Fla.'s teacher of the year started on 'Miami Vice'
MIAMI - To see Florida's top teacher, turn on the TV and find an old episode of "Miami Vice." Joe Underwood appeared a number of times on the show, sometimes as a narcotics officer, other times as a dancing bar patron. But when the series went off the air, Underwood took on a new role: He became an educator. Twenty-five years later, Underwood is an institution at Miami High. He runs the school's TV and film production academy - a program he created.Over the years, Underwood has been named to the National Teachers Hall of Fame, edited a book, traveled around the world with teachers, and overcome cancer. Now, Underwood has reached another milestone: He has won the prestigious Award for Teaching Excellence from the Florida Education Association. He will represent the Sunshine State in the National Education Association's competition in February. "When they said my name, I couldn't believe it," Underwood said. "I was up against some very talented teachers. I didn't think I had a chance." Underwood's students and colleagues, however, never doubted him. "I know kids who have stayed in school because of him," said David Neira, 18. "He's one of those teachers who changes your life." Added United Teachers of Dade President Karen Aronowitz: "To me, he represents what great teaching is all about." Underwood, 56, followed an unconventional path toward becoming a teacher. In the 1980s, he was cast as a special extra on Miami Vice, appearing in five episodes. He also filmed some commercials and did some work in TV production. But finding an acting gig wasn't always easy.
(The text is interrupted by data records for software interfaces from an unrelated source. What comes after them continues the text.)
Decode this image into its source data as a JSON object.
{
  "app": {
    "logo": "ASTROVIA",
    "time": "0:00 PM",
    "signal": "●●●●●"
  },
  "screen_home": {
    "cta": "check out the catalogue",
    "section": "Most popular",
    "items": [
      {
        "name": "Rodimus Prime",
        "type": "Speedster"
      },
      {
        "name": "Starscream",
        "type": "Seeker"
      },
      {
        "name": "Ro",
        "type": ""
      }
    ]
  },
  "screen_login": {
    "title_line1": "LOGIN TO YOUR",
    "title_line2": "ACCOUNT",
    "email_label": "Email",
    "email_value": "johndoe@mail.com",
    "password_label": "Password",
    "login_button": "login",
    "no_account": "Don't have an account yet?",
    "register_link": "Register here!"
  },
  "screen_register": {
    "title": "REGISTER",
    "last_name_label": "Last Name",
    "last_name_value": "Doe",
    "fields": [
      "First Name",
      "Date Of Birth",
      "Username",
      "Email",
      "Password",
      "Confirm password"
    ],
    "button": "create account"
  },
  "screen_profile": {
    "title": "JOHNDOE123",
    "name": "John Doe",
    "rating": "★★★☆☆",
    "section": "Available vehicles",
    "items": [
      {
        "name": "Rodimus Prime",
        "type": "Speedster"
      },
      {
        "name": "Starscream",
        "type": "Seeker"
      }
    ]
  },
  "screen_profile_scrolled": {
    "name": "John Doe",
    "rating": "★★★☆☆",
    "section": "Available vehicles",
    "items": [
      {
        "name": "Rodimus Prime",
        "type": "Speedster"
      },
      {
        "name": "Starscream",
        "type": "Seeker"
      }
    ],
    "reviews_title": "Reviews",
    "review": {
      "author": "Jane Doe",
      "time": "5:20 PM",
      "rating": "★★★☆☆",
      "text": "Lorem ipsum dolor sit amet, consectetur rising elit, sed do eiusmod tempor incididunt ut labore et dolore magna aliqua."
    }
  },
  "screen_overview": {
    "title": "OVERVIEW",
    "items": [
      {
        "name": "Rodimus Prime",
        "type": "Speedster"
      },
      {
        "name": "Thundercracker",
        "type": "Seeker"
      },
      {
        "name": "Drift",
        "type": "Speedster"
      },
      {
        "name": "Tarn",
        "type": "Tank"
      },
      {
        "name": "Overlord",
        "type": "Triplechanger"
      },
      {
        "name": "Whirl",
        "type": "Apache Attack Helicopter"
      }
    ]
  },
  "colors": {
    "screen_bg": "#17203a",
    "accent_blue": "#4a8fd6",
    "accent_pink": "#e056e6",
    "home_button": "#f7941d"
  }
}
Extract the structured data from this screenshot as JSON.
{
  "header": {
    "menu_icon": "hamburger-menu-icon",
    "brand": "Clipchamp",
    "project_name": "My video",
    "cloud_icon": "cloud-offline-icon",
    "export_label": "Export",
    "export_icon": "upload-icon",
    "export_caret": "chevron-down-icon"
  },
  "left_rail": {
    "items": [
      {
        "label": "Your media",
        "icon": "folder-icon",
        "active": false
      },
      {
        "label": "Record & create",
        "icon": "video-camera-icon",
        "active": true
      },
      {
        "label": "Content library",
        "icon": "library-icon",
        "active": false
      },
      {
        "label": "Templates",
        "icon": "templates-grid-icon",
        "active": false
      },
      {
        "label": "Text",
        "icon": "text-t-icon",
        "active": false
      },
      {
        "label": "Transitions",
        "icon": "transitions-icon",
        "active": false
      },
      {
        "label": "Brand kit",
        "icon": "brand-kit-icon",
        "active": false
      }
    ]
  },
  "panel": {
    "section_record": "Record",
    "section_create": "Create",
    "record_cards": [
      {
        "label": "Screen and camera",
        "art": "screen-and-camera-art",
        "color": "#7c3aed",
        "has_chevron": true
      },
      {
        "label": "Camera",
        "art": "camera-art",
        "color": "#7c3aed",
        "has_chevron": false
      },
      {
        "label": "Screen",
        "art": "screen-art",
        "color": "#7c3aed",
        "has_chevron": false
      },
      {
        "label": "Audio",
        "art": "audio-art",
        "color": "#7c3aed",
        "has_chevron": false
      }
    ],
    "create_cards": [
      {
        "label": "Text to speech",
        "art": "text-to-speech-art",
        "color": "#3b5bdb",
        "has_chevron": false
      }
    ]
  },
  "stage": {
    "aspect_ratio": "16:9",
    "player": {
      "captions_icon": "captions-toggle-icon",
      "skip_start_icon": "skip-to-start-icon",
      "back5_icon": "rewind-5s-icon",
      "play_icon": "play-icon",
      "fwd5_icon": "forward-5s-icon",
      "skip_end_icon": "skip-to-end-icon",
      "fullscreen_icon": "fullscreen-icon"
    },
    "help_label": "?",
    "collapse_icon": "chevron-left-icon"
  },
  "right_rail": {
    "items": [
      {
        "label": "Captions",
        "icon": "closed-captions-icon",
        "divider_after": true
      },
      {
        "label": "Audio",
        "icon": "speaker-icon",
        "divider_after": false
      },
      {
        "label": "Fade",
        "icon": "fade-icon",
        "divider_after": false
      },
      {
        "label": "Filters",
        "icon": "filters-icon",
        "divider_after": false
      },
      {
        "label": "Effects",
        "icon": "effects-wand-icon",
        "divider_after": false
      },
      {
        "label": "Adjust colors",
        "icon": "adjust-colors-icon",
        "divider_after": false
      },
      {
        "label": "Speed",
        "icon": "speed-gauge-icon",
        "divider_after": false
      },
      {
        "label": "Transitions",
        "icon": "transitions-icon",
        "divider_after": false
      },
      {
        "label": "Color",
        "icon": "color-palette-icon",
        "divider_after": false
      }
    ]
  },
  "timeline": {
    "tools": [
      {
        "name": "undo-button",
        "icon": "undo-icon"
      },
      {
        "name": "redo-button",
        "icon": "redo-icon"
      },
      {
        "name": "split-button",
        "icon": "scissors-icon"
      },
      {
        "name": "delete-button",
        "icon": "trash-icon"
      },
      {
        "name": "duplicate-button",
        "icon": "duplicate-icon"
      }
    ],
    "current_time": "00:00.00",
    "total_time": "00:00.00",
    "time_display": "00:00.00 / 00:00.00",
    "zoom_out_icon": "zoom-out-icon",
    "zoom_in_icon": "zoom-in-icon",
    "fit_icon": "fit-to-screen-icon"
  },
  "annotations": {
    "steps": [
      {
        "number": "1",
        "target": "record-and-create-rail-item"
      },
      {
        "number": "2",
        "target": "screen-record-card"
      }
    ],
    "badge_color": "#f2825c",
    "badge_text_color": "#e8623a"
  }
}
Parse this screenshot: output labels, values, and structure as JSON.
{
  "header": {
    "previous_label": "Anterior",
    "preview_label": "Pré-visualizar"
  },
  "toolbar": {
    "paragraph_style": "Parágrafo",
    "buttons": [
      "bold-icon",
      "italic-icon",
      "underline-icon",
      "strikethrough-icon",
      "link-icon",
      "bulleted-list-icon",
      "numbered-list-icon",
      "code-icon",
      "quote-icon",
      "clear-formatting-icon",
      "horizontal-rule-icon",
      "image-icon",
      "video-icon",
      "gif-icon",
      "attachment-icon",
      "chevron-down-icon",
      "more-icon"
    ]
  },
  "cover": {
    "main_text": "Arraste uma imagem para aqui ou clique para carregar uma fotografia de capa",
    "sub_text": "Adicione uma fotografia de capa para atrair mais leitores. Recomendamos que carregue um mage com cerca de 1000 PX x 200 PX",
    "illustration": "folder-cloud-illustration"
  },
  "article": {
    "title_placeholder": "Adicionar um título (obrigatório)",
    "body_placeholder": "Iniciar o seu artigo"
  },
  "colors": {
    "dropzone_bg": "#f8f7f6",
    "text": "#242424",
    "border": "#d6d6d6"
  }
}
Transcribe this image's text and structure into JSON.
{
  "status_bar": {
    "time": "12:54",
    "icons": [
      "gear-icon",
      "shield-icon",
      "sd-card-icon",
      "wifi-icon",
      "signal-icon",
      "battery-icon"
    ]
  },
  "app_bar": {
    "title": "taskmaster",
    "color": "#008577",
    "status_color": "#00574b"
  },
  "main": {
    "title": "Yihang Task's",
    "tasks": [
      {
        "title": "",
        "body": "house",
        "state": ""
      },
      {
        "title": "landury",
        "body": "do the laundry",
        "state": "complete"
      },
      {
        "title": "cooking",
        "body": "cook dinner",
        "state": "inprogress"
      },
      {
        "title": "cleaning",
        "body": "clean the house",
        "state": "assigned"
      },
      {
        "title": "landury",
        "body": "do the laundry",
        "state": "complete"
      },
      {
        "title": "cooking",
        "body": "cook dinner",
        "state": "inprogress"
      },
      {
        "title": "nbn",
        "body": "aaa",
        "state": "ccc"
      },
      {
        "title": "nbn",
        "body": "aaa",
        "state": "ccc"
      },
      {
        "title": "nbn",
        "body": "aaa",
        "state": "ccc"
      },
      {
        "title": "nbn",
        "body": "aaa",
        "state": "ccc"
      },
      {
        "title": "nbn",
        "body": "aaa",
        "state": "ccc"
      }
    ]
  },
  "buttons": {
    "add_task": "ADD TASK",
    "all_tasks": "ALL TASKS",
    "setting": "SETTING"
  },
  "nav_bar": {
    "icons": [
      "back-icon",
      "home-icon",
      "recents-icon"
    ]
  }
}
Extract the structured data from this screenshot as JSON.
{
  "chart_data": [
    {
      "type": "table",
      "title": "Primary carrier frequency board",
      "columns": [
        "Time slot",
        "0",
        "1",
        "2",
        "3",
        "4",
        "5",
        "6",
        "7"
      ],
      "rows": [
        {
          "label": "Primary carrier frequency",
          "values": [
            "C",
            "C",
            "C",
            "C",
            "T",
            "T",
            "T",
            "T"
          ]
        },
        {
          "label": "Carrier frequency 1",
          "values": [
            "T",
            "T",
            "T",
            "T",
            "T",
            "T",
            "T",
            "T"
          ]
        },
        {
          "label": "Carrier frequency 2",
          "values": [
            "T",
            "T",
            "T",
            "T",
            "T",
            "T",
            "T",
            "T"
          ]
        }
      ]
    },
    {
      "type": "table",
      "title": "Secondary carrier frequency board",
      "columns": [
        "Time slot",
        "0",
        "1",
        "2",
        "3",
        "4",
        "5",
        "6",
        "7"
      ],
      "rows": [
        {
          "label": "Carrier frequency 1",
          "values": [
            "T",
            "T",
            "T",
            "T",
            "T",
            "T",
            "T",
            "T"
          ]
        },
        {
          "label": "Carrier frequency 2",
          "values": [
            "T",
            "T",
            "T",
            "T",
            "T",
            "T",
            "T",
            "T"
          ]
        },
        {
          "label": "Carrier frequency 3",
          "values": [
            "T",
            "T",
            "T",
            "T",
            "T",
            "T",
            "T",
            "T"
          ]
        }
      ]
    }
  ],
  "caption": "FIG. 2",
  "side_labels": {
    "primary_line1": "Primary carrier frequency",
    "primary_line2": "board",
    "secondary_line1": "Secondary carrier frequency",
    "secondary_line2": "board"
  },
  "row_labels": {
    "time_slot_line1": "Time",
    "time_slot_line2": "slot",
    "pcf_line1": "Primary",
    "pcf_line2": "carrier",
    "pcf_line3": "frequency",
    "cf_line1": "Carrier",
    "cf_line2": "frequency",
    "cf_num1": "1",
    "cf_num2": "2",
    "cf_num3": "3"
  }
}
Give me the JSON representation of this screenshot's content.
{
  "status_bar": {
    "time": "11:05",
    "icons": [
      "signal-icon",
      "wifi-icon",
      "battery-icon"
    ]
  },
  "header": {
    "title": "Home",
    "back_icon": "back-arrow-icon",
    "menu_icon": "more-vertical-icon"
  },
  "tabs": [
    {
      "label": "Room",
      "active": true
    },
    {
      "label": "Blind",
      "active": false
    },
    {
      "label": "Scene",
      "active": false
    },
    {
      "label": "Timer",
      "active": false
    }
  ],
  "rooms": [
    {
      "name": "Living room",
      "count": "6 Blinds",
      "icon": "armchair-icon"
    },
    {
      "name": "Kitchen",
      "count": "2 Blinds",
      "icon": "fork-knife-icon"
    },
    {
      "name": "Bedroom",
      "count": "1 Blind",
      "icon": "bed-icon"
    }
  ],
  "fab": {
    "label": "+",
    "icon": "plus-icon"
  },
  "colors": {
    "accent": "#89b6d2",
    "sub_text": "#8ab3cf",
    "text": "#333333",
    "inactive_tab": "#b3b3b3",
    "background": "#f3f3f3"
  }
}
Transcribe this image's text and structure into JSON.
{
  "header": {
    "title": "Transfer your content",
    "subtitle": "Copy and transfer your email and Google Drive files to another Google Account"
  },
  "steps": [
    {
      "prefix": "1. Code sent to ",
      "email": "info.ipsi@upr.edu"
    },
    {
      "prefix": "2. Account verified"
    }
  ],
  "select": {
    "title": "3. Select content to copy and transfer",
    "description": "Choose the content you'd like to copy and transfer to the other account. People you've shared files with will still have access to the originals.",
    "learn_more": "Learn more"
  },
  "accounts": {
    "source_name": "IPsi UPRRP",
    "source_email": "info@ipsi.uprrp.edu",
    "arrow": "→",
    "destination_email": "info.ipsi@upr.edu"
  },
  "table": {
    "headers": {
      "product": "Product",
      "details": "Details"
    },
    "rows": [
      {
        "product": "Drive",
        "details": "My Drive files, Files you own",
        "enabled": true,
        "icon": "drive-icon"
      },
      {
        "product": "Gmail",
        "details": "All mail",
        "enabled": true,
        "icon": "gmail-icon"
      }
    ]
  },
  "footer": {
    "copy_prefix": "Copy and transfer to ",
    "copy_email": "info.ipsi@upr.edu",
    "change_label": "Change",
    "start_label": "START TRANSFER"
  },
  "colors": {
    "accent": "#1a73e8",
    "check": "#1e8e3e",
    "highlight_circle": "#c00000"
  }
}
So his wife Nancy gently suggested he apply for a job at Miami High, where her father, Peter Nelson, was an assistant principal. Underwood was hired as an athletic trainer in 1984. Miami High principal Benny Valdes was then a student at the school. "He was our doctor, our dad," Valdes recalled. "He cared about each of us." Underwood soon discovered he had a passion for teaching. He began teaching drama and helping students who were learning English. "There was something really incredible about seeing my students graduate and do well," Underwood said. In 1988, school administrators asked Underwood to teach TV production classes. He got right to work, creating "The Stingtown News," the school's live student newscast. Underwood later developed a number of courses for students interested in the television and film industries. The classes became the foundation for the Entertainment Technologies Academy at Miami High. Underwood has raised more than $400,000 in grant money to support his programs. He also transformed the school television studio into a state-of-the-art facility, with a control room, editing bay and sound booth. His teaching philosophy is simple: "I try very hard to have my students reach beyond what they think they can do," he said. "They know there are really high expectations for them." Underwood has high expectations for himself, too. When he was diagnosed with non-Hodgkins lymphoma in 2004, he pledged to beat the cancer and return to the classroom. His students were a great source of inspiration during the most difficult times, he said. "They hung in there with me," he said. "They would do the show every day and know that they had to do it for Undy. They really came through." True to form, Underwood is now in full remission and back at school. He arrives each morning at 6 a.m. to work with the students who come to school early. The Stingtown News goes on the air every day. The students are always pumped about the show - in part because of their teacher. Said Amber Couzo, 16: "He's a role model. He's so passionate about what he does. Every day, he has a good attitude." While Miami High keeps him busy, Underwood hasn't lost sight of his acting dreams. He's even made it onto the big screen. In 1999, he appeared as referee No. 4 in the feature film "Any Given Sunday" - He's the ref in the rain game. "I still get checks from that," he said, laughing. "My students think it's pretty cool."